Collaborative Practice

20 minutes

The purpose of Collaborative Practice is to insure students gain information from peers that they might have missed on their own.

Once I have introduced the final project of this bundle, the students are now more motivated and in some cases worried to make sure that they have the right information from the film.  No matter how often I stop the movie and explain certain parts to the students, some students are still missing a lot of information.  This upcoming "speed dating" strategy gives the students a chance to work with another student in a structure conversation to beef up their notes.  

In order to do this activity you want to have the desks/tables facing each other in roughly two circles, an inside one and an outside one.  The students at the inside table rotate clock wise in the circle after each discussion, while the students in the outside circle stay put. 

Before I start the discussion, I ask each student to get out their notes and I go over the protocol for the discussion.

1) Students place their notes together on the table.

2) The inside person gets to ask a question or make a clarification.

3) The outside person gets to ask a question or make a clarification.

Usually, I find that each round should last about 1:30 min.
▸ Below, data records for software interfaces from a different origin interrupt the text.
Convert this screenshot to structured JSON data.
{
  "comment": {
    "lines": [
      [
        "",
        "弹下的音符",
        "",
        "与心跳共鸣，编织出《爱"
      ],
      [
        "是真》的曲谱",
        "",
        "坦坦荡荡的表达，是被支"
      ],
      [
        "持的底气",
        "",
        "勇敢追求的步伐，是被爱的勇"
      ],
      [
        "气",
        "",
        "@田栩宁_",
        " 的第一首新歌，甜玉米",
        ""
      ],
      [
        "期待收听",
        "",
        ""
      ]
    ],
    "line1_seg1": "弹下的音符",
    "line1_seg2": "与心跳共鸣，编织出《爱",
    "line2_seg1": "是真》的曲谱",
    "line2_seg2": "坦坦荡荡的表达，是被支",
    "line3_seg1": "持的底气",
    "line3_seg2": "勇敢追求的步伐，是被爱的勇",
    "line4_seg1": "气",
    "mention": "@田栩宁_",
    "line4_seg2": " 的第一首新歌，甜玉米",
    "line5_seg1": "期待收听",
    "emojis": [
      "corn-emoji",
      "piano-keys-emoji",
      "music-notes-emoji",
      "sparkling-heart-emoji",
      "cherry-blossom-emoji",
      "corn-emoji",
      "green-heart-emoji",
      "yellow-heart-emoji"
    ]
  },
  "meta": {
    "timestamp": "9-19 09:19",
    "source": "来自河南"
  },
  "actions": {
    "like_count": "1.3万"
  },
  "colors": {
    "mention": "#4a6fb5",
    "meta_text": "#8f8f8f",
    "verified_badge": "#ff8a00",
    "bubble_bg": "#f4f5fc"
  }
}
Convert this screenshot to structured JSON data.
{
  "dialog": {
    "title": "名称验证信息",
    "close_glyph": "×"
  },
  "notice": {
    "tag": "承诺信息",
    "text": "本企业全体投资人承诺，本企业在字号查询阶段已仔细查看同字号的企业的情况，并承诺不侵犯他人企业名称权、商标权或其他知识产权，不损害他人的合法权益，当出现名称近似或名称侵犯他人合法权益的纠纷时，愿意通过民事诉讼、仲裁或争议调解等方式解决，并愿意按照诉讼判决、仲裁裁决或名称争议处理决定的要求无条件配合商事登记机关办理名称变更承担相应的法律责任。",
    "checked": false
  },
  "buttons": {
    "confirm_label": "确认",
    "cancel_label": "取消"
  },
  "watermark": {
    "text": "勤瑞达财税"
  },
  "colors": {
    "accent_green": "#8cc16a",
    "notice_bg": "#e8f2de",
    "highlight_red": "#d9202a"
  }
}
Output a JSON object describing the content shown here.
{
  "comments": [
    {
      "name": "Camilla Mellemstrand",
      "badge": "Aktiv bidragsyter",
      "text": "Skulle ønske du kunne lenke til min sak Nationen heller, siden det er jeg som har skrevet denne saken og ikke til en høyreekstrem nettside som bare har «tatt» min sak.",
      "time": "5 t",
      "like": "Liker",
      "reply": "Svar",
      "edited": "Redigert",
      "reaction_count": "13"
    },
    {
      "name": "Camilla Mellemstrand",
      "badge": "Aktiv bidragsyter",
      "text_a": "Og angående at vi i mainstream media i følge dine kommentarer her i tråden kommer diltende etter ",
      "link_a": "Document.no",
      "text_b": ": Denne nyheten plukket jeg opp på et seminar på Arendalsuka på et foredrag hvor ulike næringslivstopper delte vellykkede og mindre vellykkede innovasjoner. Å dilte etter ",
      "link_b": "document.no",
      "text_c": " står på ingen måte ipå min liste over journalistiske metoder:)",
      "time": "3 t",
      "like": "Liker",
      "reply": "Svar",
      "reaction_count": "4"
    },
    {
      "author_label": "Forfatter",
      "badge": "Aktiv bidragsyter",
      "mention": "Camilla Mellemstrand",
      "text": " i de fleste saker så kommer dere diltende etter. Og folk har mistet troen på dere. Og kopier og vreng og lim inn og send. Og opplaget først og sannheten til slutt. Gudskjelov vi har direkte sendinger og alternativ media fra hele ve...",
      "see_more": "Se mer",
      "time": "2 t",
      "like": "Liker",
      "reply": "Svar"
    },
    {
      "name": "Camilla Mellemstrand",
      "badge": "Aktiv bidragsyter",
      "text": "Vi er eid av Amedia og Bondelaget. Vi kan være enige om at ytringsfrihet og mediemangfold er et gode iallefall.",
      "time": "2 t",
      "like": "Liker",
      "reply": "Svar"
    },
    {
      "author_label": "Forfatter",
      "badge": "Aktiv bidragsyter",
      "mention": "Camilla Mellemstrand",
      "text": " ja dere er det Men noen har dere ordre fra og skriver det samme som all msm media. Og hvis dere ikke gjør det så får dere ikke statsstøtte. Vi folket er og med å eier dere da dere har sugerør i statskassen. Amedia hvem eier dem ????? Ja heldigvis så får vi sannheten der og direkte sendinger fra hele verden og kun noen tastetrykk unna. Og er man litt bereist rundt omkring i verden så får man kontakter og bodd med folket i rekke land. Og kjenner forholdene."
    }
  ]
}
This pace is fast enough to keep kids on track while still being slow enough for them to have a real discussion.

At the end of the round the inside circle moves and the discussions begin again.  Depending on time and interest, I might do 3 or 4 rounds.  Structure and procedures are critical to success in using this strategy. I explore this topic in more depth in my reflection.

At the end of the activity, I ask the students if they learned anything about note taking.  Students share out their noticings.  

Independent Practice

7 minutes

The purpose of this section is to spread out the production time of the final product and make sure that students are staying caught up.

I like to start production of this timeline well in advance of the due date because I've found that there is inertia working against you when entering a new project.  If students begin with some of it completed, they are more likely to finish the project.

Today, we are simply putting together the booklets and drawing the lines on each page.  To produce this booklet you need to cut regular paper in half lengthwise. The students will need one cover page and nine content pages.  I like the students to have a colored cover page and white content pages.  They put the colored page on top and staple the booklet on the left hand edge.

For this project, I'm choosing to do this "old school style" rather than digitally.  My reasons are purely practical, we are doing this project during testing and I'm not allowed to check out computers.  However, I also like doing it on paper.  You save time turning on and off the computers, students can easily trade papers with another person, and I can collect and store all the papers and peruse them to check on progress.  

A few years ago I had the students do this project on powerpoint and that was different but had it's own advantages.  The bottom line is, it doesn't really matter what the project looks like as long as the students are diving into the content.

The students then put their names on the cover with the title, The History of Earth: A Timeline.  Then I have them draw a line across all of the content pages about 1/3 of the way down the page.  

This amount of production generally takes all the time I have at this point.  I collect the booklets to prevent loss.

Closure

3 minutes

Closing Statement: Today we learned about climate change in Earth's past and started making our timelines.

Closing Question:  What events so far would be important enough for you to put on your timeline?

Closure depends greatly on timing and is not as easy to plan in advance as opening.  You can find more information about how I manage closure here.